Topping the Jewish favorites list is Quentin Tarantino’s brutal counterfactual fantasy in which the Jews get all sadistic and the Nazis get scalped.
No less a Jewish authority than the chancellor of the Jewish Theological Seminary, Arnold Eisen, has sung the movie’s praises following a December screening at the Conservative movement flagship institution. And the national director of the Anti-Defamation League, Abraham Foxman, has said the film is deserving of the Oscar nod.
“Employing drama, comedy and romance with the quintessential Quentin Tarrantino touch, the film is entertaining, yet thought-provoking,” Foxman wrote in the Huffington Post last month.
The ADL also has proffered its thoughts on “An Education,” which features an older, somewhat lecherous Jewish man salivating over the sexual charms of a much younger gentile woman. Some commentators have questioned whether it crosses the line into anti-Semitism, but the ADL is seeking to assure audiences that the film is clean.
“There is nothing in the film to suggest that the main character represents Jews as a whole or even some Jews,” the league said in a statement.
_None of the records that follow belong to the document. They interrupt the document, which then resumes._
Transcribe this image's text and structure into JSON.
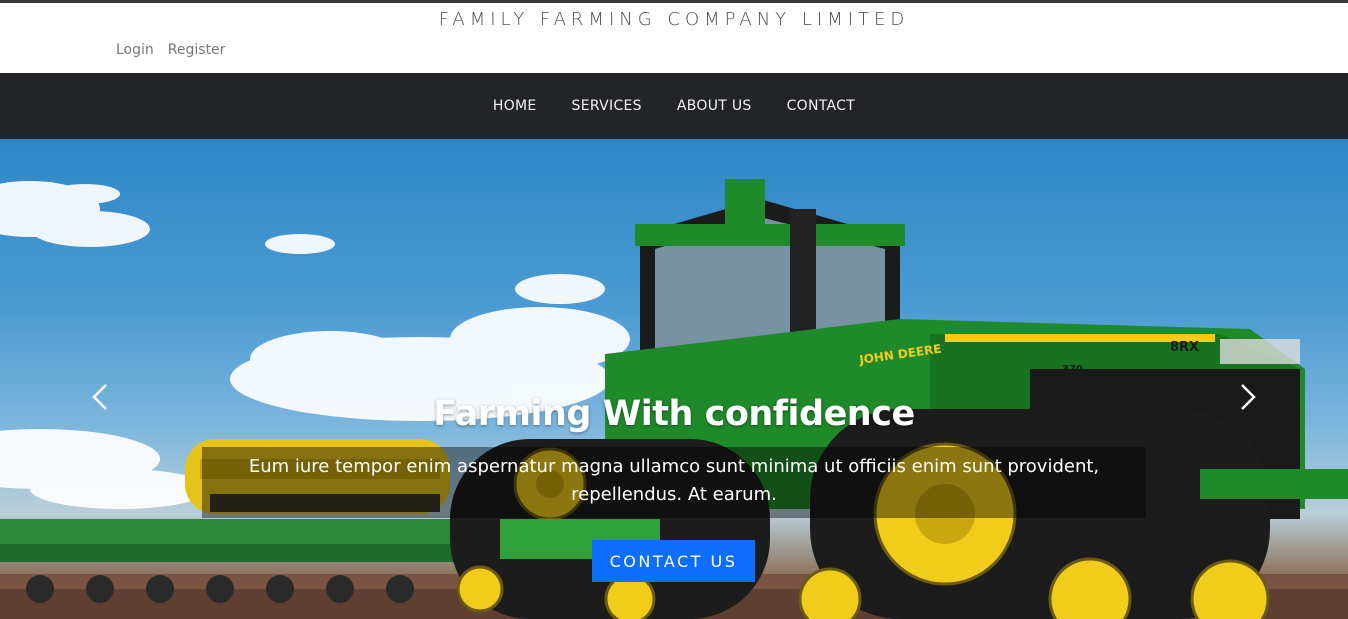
{
  "header": {
    "brand": "FAMILY FARMING COMPANY LIMITED",
    "login": "Login",
    "register": "Register"
  },
  "nav": {
    "items": [
      {
        "label": "HOME"
      },
      {
        "label": "SERVICES"
      },
      {
        "label": "ABOUT US"
      },
      {
        "label": "CONTACT"
      }
    ]
  },
  "hero": {
    "title": "Farming With confidence",
    "text": "Eum iure tempor enim aspernatur magna ullamco sunt minima ut officiis enim sunt provident, repellendus. At earum.",
    "cta": "CONTACT US",
    "prev_icon": "chevron-left-icon",
    "next_icon": "chevron-right-icon",
    "tractor_badge": "JOHN DEERE",
    "tractor_model": "8RX",
    "tractor_number": "370"
  },
  "colors": {
    "nav_bg": "#222427",
    "cta_bg": "#0d6efd",
    "tractor_green": "#1f8a2a",
    "tractor_yellow": "#f2cc1b"
  }
}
Similar quibbles could be raised about “A Serious Man,” the latest work from the consummate Jewish filmmakers Joel and Ethan Coen. The story of the hapless Larry Gopnik, a long-suffering physics professor who tries to do right and finds himself thwarted at every turn, it may well be the most deeply Jewish mainstream film ever made. Its cultural references are so parochial, so frequent — and in some cases, so obscure — that all but the most Jewishly literate viewers missed more than a few of them.
Eulogizing the departed Sy Ableman, the overweight shmuck who steals Larry’s wife in the film, the rabbi exclaims, “Where does such a man go? A ‘tzaddik’ — who knows, maybe even a ‘lamed vavnik’ — a man beloved by all.”
The Jewish state may finally claim its first Academy Award with Scandar Copti and Yaron Shani’s “Ajami.”
Following the nomination of “Beaufort” in 2008 and “Waltz With Bashir” last year the nomination of “Ajami” is further evidence that Israeli cinema has arrived.
It may also show that Copti and Shani are continuing to push Israeli films away from the political drama that has been the local film community’s bread-and-butter topic for decades.
“Copti and Shani are preoccupied with human dynamics far more than political or social ones; if issues like military policy and economic inequality are present at all, it’s simply as part of the cinematic furniture,” Steven Zeitchik wrote in the Los Angeles Times.
Which may be just as well, for if there’s anything that the Best Picture nominees illustrate, it’s that hand wringing about “what it all means” and whether it’s “good for the Jews” is seemingly destined to remain an indelible feature of Jewish movie-going.